He said serving in the Senate has been the “thrill of a lifetime” but he could not pass up a job offer from the law firm of Nelson Mullins.

“I was not interested in looking to leave at all, but this firm had approached me several weeks ago with an opportunity that was in the best interests of my wife and four children,” Hart said.

Hart said he was particularly proud of his work helping to spur the construction of the South Boston convention center, and his support for the University of Massachusetts-Boston and the South Boston beaches, which have undergone a major cleanup, along with Boston Harbor.

A special election will now be set to fill Hart’s seat. He said he believes the contest may be scheduled to coincide with the special election to fill US Senator John F. Kerry’s seat, which would mean a primary on April 30 and a general election on June 25.

The race could draw a wide field. State representatives Nick Collins of South Boston, and Martin J. Walsh and and Linda Dorcena Forry of Dorchester all live in Hart’s district.

As to whom will fill the role of emcee at the St. Patrick’s day breakfast in March, Hart said, “That’s the million dollar question.”

The job is is traditionally given to the state senator from South Boston.

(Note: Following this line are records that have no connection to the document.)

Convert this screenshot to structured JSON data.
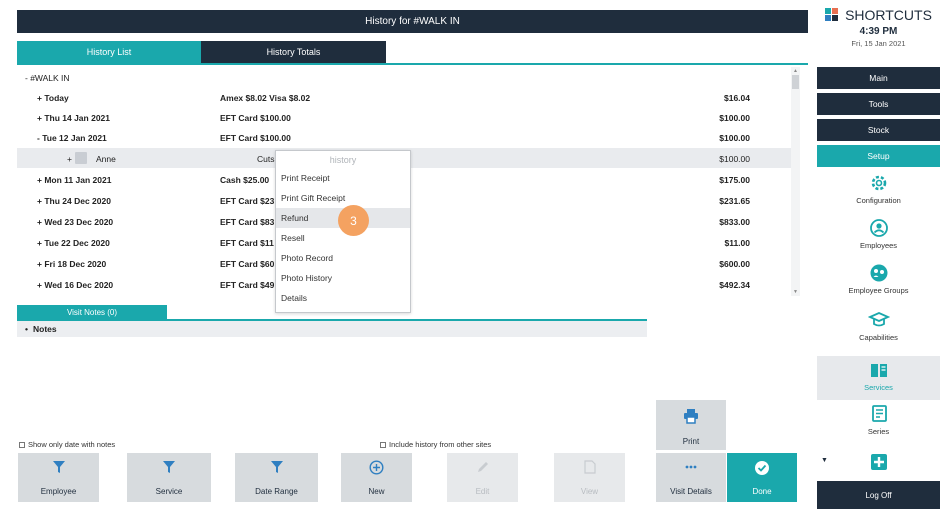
{
  "title": "History for #WALK IN",
  "tabs": [
    {
      "label": "History List",
      "active": true
    },
    {
      "label": "History Totals",
      "active": false
    }
  ],
  "history": {
    "root_label": "- #WALK IN",
    "rows": [
      {
        "label": "+ Today",
        "detail": "Amex $8.02  Visa $8.02",
        "amount": "$16.04"
      },
      {
        "label": "+ Thu 14 Jan 2021",
        "detail": "EFT Card $100.00",
        "amount": "$100.00"
      },
      {
        "label": "- Tue 12 Jan 2021",
        "detail": "EFT Card $100.00",
        "amount": "$100.00"
      },
      {
        "label": "+",
        "name": "Anne",
        "detail": "Cuts",
        "amount": "$100.00",
        "sub": true
      },
      {
        "label": "+ Mon 11 Jan 2021",
        "detail": "Cash $25.00",
        "amount": "$175.00"
      },
      {
        "label": "+ Thu 24 Dec 2020",
        "detail": "EFT Card $23",
        "amount": "$231.65"
      },
      {
        "label": "+ Wed 23 Dec 2020",
        "detail": "EFT Card $83",
        "amount": "$833.00"
      },
      {
        "label": "+ Tue 22 Dec 2020",
        "detail": "EFT Card $11",
        "amount": "$11.00"
      },
      {
        "label": "+ Fri 18 Dec 2020",
        "detail": "EFT Card $60",
        "amount": "$600.00"
      },
      {
        "label": "+ Wed 16 Dec 2020",
        "detail": "EFT Card $49",
        "amount": "$492.34"
      }
    ]
  },
  "context_menu": {
    "title": "history",
    "items": [
      "Print Receipt",
      "Print Gift Receipt",
      "Refund",
      "Resell",
      "Photo Record",
      "Photo History",
      "Details"
    ],
    "highlighted": "Refund"
  },
  "step_badge": "3",
  "notes": {
    "tab_label": "Visit Notes (0)",
    "header": "Notes",
    "bullet": "•"
  },
  "options": {
    "show_only_notes": "Show only date with notes",
    "include_other_sites": "Include history from other sites"
  },
  "buttons": {
    "print": "Print",
    "employee": "Employee",
    "service": "Service",
    "date_range": "Date Range",
    "new": "New",
    "edit": "Edit",
    "view": "View",
    "visit_details": "Visit Details",
    "done": "Done"
  },
  "sidebar": {
    "brand": "SHORTCUTS",
    "time": "4:39 PM",
    "date": "Fri, 15 Jan 2021",
    "nav": [
      {
        "label": "Main",
        "active": false
      },
      {
        "label": "Tools",
        "active": false
      },
      {
        "label": "Stock",
        "active": false
      },
      {
        "label": "Setup",
        "active": true
      }
    ],
    "items": [
      {
        "label": "Configuration",
        "icon": "gear-icon"
      },
      {
        "label": "Employees",
        "icon": "person-icon"
      },
      {
        "label": "Employee Groups",
        "icon": "group-icon"
      },
      {
        "label": "Capabilities",
        "icon": "graduation-cap-icon"
      },
      {
        "label": "Services",
        "icon": "book-icon",
        "current": true
      },
      {
        "label": "Series",
        "icon": "list-icon"
      },
      {
        "label": "",
        "icon": "plus-icon"
      }
    ],
    "logoff": "Log Off"
  },
  "colors": {
    "teal": "#1aa8ac",
    "navy": "#1f2d3d",
    "badge": "#f4a261"
  }
}
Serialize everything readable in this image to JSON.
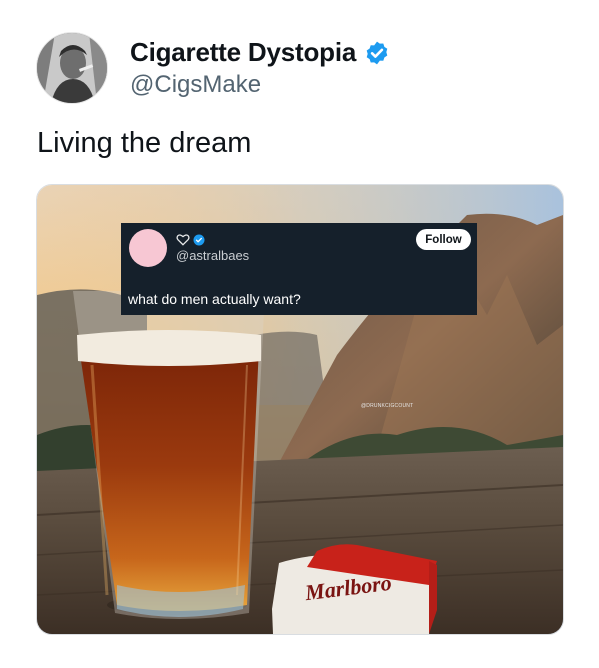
{
  "tweet": {
    "display_name": "Cigarette Dystopia",
    "handle": "@CigsMake",
    "text": "Living the dream",
    "verified": true
  },
  "embedded_post": {
    "handle": "@astralbaes",
    "follow_label": "Follow",
    "text": "what do men actually want?"
  },
  "photo": {
    "watermark": "@DRUNKCIGCOUNT",
    "brand": "Marlboro"
  },
  "colors": {
    "verified_blue": "#1d9bf0",
    "embedded_bg": "#15202b"
  },
  "icons": {
    "verified": "verified-badge-icon",
    "heart": "heart-outline-icon"
  }
}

In Hart’s absence, the senator said the microphone may be passed this year to a trio of South Boston politicians —City Councilor Bill Linehan, US Representative Stephen F. Lynch, and Collins—who will take turns warbling and tossing political zingers.